But which came first, cassette tapes or 8 tracks?
The compact cassette tape is older than the 8 track tape, but both were introduced to the US market around the same time.
The cassette tape was invented in 1962 by Phillips’ Belgium team, introduced to the European market in 1963, and came to America in November of 1964. Stereo 8 Cartridges (commonly known as 8 track) went on the US market in 1965.
Just like a cassette tape, an 8 track tape is a magnetic analog music device. But unlike your average cassette tape, 8 tracks do not need to be flipped over to play all the tracks.
To stay relevant in the market, 8 track inventor William Powell Lear worked out a deal with Ford Motor to have 8 track players installed in Ford cars in 1966. By 1967, Chrysler and General Motors also hopped on board the 8 track trend. In 1978, 8 track sales peaked.
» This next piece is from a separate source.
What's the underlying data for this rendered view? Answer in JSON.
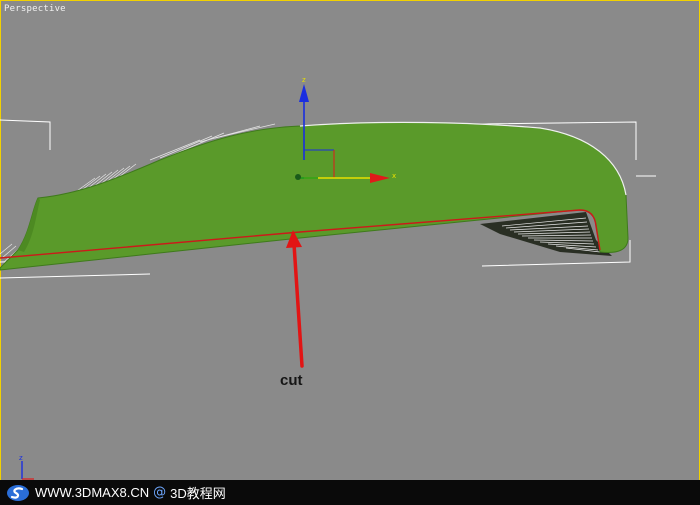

But by the mid-1980s, 8 track tapes were no longer being sold or manufactured. To 8 track’s misfortune, the new and smaller cassette tapes were seen as more convenient to consumers. Cassette tapes were also more popular worldwide.
At first, 8 track seemed like the better option in terms of sound quality. But in the early 1970s, cassette tape technology started catching up and becoming more portable.
Eventually, cassette tapes also met their demise as CDs started to dominate the market in the early 1990s.
Yet even today, cassette tape culture is starting to see a comeback as more people and music artists appreciate the nostalgia over CDs and virtual downloads.